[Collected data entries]
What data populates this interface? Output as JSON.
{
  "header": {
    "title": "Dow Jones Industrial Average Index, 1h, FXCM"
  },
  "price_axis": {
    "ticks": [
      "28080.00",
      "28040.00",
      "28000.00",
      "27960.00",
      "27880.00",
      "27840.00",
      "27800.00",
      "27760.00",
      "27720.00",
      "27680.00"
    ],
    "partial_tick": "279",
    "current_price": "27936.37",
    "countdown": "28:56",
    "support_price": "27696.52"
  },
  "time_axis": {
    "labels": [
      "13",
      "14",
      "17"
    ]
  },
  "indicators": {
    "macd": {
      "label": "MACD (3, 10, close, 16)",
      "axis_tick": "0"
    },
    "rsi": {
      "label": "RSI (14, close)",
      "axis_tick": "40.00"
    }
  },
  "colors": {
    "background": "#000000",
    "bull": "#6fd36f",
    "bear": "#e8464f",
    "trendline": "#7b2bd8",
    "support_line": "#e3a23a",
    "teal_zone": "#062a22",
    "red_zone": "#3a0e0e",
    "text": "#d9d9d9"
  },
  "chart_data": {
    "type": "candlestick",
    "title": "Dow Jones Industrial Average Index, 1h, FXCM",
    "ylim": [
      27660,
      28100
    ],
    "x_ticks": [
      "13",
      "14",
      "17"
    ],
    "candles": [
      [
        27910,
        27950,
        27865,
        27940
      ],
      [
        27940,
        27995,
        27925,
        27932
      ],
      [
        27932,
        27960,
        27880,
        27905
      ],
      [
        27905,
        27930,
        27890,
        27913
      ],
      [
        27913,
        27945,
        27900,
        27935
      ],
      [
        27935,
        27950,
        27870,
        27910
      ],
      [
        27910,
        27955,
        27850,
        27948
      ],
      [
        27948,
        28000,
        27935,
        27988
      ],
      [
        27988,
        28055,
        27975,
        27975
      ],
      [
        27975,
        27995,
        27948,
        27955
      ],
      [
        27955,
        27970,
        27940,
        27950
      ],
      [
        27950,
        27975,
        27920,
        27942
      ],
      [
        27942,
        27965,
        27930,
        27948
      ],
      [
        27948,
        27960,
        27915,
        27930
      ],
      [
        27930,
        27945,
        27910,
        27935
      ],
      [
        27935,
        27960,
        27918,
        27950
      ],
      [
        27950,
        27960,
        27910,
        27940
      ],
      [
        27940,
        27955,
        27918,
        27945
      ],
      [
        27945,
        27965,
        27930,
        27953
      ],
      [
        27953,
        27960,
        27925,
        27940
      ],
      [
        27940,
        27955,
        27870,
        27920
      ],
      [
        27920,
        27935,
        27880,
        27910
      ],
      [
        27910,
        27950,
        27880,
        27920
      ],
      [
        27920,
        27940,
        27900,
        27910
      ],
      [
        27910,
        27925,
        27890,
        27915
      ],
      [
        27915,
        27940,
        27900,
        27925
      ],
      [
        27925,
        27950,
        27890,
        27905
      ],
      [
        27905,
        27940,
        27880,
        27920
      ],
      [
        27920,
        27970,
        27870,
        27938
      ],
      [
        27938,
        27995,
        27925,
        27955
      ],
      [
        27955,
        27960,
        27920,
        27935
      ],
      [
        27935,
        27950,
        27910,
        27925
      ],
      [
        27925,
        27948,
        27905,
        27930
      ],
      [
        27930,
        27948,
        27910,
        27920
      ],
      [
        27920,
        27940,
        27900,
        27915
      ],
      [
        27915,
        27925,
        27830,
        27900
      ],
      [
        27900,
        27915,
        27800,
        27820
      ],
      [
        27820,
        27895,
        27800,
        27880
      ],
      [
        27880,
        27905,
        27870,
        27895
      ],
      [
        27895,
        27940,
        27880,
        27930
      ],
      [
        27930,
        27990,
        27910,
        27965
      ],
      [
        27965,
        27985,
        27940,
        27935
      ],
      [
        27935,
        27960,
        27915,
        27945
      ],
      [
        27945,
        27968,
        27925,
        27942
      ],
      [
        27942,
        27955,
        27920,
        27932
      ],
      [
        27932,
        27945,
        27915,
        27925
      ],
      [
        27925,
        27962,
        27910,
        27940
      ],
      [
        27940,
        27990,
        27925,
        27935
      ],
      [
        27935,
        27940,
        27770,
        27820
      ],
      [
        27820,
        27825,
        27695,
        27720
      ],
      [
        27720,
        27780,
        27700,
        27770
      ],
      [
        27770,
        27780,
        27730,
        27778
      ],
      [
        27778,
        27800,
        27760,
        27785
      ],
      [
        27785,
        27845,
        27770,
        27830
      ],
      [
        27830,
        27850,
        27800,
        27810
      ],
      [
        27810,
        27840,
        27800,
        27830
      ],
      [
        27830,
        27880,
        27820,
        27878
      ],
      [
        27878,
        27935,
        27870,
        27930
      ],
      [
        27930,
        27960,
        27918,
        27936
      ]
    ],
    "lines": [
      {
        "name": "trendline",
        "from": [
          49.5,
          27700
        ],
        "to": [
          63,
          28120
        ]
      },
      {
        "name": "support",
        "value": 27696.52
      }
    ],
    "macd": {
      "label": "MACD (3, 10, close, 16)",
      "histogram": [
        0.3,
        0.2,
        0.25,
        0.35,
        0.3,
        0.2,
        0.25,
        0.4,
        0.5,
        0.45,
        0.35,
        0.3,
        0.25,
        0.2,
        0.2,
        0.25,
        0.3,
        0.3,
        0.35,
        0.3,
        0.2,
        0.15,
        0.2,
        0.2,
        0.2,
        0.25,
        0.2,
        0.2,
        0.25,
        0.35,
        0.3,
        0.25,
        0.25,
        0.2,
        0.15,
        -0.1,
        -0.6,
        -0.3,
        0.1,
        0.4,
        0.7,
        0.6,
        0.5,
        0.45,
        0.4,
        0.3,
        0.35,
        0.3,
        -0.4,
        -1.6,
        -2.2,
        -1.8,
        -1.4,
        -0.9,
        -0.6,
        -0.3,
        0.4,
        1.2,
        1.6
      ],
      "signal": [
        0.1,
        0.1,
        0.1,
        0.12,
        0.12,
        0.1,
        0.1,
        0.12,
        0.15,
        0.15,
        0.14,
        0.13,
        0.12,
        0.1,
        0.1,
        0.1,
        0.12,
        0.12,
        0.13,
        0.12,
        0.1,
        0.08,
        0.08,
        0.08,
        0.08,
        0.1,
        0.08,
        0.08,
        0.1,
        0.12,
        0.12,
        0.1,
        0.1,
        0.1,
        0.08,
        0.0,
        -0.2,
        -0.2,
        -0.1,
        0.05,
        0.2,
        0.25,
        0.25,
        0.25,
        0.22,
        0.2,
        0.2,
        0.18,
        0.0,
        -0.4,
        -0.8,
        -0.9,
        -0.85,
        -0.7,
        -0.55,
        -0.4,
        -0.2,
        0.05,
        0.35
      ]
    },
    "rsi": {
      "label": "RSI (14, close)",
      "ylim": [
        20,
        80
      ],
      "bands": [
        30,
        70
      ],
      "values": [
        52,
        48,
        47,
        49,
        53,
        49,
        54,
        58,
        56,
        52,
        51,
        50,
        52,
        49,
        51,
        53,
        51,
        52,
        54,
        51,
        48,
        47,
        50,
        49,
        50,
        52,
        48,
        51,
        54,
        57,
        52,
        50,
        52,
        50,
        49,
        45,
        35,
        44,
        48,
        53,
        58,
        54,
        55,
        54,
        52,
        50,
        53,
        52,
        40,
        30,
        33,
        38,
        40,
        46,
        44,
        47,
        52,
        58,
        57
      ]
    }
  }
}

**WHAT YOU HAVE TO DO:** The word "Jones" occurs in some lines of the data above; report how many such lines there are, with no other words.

**COMPLETED EXERCISE:** 2